What the task asks
Filter the listing below down to the lines containing the word "username".

Provided records
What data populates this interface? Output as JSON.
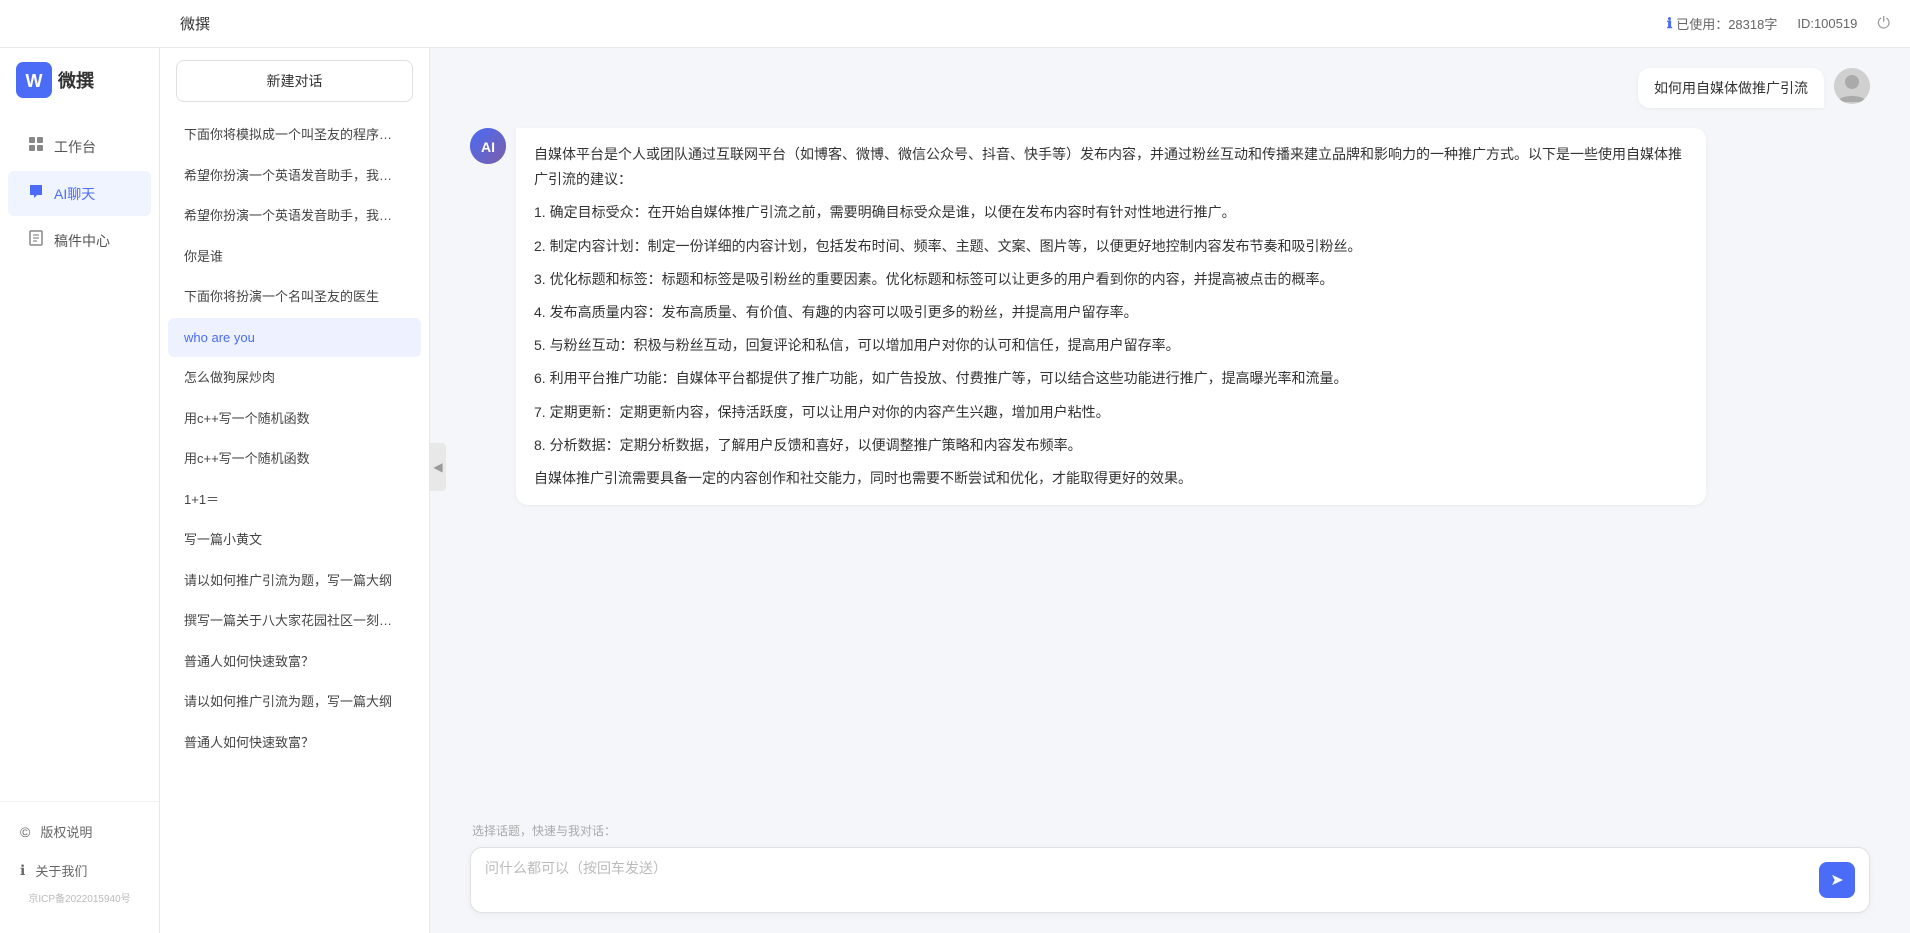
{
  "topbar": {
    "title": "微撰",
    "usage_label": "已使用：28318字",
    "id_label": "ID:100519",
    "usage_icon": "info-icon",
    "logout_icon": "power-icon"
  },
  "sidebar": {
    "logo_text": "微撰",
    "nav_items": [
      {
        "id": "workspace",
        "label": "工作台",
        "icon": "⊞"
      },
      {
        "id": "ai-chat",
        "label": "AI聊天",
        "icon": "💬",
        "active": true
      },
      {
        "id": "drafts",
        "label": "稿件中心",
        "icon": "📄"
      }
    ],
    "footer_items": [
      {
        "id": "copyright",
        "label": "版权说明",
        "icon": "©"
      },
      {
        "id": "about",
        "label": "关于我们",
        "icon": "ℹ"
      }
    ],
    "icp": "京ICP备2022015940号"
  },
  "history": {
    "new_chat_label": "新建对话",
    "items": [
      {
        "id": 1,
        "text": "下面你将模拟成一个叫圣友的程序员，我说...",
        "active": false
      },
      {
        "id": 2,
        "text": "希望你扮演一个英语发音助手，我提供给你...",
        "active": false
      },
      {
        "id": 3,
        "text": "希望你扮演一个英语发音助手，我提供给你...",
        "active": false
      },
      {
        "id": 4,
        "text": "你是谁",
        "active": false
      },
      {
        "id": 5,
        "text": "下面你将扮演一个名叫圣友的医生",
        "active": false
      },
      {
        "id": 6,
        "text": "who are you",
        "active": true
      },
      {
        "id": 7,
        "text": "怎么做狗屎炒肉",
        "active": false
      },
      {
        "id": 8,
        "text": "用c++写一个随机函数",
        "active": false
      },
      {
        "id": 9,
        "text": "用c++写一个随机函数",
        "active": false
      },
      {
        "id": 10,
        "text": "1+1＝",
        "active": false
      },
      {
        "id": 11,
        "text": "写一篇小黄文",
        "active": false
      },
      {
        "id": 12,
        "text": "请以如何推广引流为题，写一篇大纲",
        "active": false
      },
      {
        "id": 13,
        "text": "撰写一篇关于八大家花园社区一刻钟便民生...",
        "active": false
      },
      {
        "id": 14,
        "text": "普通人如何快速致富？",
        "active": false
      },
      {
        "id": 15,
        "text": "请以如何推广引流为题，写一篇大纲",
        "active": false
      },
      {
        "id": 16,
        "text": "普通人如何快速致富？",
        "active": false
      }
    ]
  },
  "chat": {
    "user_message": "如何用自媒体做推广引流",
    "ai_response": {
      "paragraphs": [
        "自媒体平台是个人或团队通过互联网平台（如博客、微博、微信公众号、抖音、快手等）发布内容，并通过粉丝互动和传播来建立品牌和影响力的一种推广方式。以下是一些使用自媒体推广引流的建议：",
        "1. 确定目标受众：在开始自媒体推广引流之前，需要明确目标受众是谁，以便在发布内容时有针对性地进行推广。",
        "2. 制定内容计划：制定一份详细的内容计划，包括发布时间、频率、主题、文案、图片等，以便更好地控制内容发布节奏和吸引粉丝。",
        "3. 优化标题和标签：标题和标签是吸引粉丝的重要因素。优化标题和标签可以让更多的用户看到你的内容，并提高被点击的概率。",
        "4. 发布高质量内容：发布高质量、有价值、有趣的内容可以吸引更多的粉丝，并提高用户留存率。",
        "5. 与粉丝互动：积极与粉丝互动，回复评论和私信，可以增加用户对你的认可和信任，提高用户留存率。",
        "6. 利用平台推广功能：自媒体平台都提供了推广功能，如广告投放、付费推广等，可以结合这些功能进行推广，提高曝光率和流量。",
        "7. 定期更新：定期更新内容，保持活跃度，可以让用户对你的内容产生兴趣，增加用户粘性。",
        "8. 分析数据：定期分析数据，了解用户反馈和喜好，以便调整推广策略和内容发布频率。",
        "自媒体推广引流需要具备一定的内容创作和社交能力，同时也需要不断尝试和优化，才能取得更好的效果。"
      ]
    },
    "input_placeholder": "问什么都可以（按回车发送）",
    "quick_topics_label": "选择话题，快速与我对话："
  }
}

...

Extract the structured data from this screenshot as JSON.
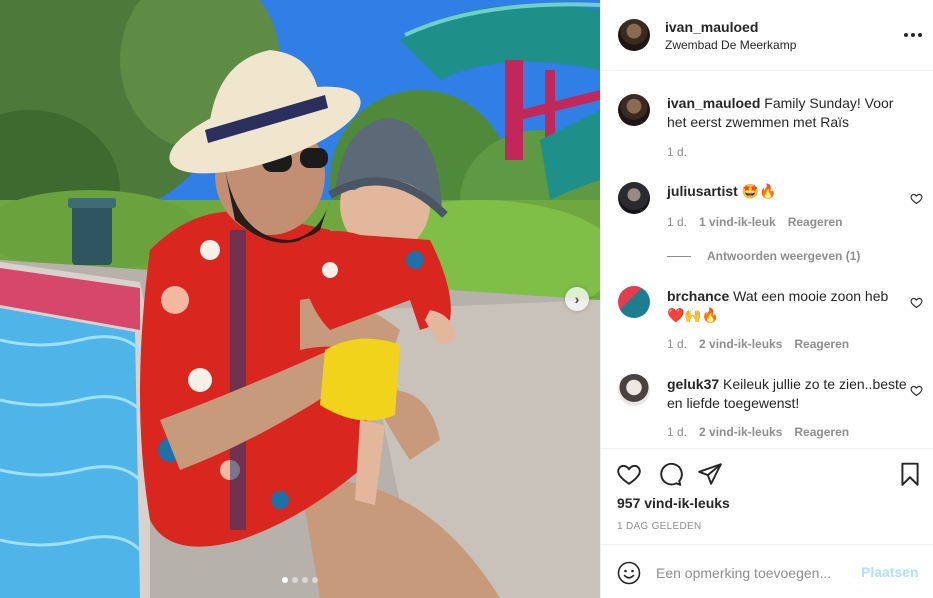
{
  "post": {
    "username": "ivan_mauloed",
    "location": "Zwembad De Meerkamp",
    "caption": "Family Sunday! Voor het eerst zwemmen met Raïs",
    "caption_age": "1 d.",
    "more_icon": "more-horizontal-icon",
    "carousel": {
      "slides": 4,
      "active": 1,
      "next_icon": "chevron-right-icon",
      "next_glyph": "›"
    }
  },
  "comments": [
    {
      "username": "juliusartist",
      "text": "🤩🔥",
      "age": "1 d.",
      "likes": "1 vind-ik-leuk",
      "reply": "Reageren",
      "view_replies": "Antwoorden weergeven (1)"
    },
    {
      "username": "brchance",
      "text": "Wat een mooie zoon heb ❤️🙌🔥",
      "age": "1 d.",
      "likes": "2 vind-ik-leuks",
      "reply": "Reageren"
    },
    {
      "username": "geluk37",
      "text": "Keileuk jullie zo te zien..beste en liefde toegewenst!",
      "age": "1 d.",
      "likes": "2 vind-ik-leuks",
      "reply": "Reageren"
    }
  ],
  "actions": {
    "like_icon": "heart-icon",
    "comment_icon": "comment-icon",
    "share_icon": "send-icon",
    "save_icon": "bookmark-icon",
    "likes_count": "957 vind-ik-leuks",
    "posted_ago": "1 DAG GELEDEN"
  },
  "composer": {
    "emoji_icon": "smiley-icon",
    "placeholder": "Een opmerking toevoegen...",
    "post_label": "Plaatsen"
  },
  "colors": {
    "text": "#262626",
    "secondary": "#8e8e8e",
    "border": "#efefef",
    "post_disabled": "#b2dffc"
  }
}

Solution for this task
    "username": "ivan_mauloed",
      "username": "juliusartist",
      "username": "brchance",
      "username": "geluk37",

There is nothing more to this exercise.